Work instruction
With pictures omitted, output the records below exactly as they appear.
******************************
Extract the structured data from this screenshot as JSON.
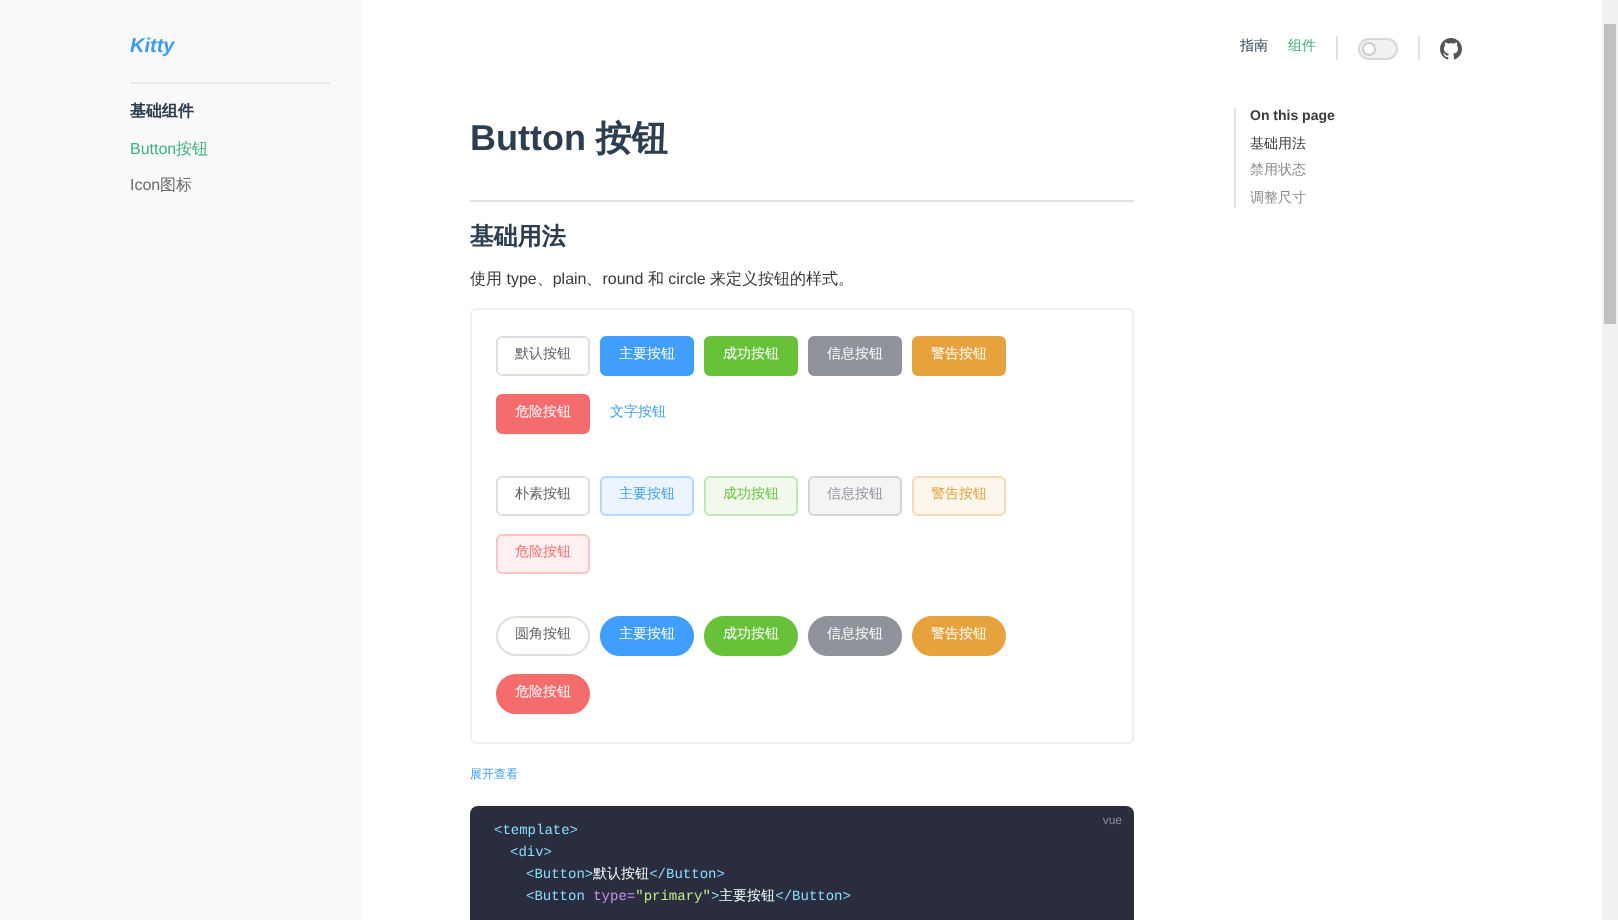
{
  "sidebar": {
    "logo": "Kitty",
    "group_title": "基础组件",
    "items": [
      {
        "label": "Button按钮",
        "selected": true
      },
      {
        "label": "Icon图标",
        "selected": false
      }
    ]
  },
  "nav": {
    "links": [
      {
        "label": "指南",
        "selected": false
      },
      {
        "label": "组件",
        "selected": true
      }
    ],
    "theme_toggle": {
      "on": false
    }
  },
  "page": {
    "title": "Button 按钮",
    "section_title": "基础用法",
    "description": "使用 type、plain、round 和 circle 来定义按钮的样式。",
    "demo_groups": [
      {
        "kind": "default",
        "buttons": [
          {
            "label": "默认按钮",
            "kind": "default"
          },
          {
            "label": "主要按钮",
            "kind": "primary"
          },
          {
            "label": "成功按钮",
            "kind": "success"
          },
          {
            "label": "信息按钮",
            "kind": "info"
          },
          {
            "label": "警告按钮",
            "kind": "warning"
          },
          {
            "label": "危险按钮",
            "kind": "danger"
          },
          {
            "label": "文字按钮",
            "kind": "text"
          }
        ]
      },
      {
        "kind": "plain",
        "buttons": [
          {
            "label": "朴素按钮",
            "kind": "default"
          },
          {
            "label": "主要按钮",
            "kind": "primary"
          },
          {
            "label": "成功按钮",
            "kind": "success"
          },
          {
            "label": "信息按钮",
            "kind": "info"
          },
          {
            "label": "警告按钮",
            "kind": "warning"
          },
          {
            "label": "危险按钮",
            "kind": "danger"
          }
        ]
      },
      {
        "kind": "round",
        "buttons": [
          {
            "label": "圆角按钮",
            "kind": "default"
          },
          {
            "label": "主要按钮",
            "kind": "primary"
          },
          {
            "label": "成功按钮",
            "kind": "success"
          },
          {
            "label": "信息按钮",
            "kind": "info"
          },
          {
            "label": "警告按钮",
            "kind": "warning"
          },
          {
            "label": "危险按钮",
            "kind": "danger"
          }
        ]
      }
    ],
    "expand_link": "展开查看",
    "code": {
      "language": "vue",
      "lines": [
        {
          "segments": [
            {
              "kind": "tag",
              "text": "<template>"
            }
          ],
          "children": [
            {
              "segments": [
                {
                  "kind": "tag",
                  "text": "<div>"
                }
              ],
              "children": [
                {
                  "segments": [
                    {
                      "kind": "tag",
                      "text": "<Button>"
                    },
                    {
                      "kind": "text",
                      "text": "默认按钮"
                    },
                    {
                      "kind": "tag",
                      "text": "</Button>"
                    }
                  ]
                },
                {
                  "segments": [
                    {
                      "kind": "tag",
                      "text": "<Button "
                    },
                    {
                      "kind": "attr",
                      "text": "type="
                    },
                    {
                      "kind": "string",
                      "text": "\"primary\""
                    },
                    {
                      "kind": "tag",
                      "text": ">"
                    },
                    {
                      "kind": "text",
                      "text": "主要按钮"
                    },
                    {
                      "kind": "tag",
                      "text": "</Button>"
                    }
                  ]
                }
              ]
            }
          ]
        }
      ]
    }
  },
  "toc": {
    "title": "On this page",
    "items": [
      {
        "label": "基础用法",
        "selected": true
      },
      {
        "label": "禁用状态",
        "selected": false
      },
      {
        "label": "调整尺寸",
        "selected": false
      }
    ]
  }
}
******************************
Task response
Extract the structured data from this screenshot as JSON.
{
  "sidebar": {
    "logo": "Kitty",
    "group_title": "基础组件",
    "items": [
      {
        "label": "Button按钮",
        "selected": true
      },
      {
        "label": "Icon图标",
        "selected": false
      }
    ]
  },
  "nav": {
    "links": [
      {
        "label": "指南",
        "selected": false
      },
      {
        "label": "组件",
        "selected": true
      }
    ],
    "theme_toggle": {
      "on": false
    }
  },
  "page": {
    "title": "Button 按钮",
    "section_title": "基础用法",
    "description": "使用 type、plain、round 和 circle 来定义按钮的样式。",
    "demo_groups": [
      {
        "kind": "default",
        "buttons": [
          {
            "label": "默认按钮",
            "kind": "default"
          },
          {
            "label": "主要按钮",
            "kind": "primary"
          },
          {
            "label": "成功按钮",
            "kind": "success"
          },
          {
            "label": "信息按钮",
            "kind": "info"
          },
          {
            "label": "警告按钮",
            "kind": "warning"
          },
          {
            "label": "危险按钮",
            "kind": "danger"
          },
          {
            "label": "文字按钮",
            "kind": "text"
          }
        ]
      },
      {
        "kind": "plain",
        "buttons": [
          {
            "label": "朴素按钮",
            "kind": "default"
          },
          {
            "label": "主要按钮",
            "kind": "primary"
          },
          {
            "label": "成功按钮",
            "kind": "success"
          },
          {
            "label": "信息按钮",
            "kind": "info"
          },
          {
            "label": "警告按钮",
            "kind": "warning"
          },
          {
            "label": "危险按钮",
            "kind": "danger"
          }
        ]
      },
      {
        "kind": "round",
        "buttons": [
          {
            "label": "圆角按钮",
            "kind": "default"
          },
          {
            "label": "主要按钮",
            "kind": "primary"
          },
          {
            "label": "成功按钮",
            "kind": "success"
          },
          {
            "label": "信息按钮",
            "kind": "info"
          },
          {
            "label": "警告按钮",
            "kind": "warning"
          },
          {
            "label": "危险按钮",
            "kind": "danger"
          }
        ]
      }
    ],
    "expand_link": "展开查看",
    "code": {
      "language": "vue",
      "lines": [
        {
          "segments": [
            {
              "kind": "tag",
              "text": "<template>"
            }
          ],
          "children": [
            {
              "segments": [
                {
                  "kind": "tag",
                  "text": "<div>"
                }
              ],
              "children": [
                {
                  "segments": [
                    {
                      "kind": "tag",
                      "text": "<Button>"
                    },
                    {
                      "kind": "text",
                      "text": "默认按钮"
                    },
                    {
                      "kind": "tag",
                      "text": "</Button>"
                    }
                  ]
                },
                {
                  "segments": [
                    {
                      "kind": "tag",
                      "text": "<Button "
                    },
                    {
                      "kind": "attr",
                      "text": "type="
                    },
                    {
                      "kind": "string",
                      "text": "\"primary\""
                    },
                    {
                      "kind": "tag",
                      "text": ">"
                    },
                    {
                      "kind": "text",
                      "text": "主要按钮"
                    },
                    {
                      "kind": "tag",
                      "text": "</Button>"
                    }
                  ]
                }
              ]
            }
          ]
        }
      ]
    }
  },
  "toc": {
    "title": "On this page",
    "items": [
      {
        "label": "基础用法",
        "selected": true
      },
      {
        "label": "禁用状态",
        "selected": false
      },
      {
        "label": "调整尺寸",
        "selected": false
      }
    ]
  }
}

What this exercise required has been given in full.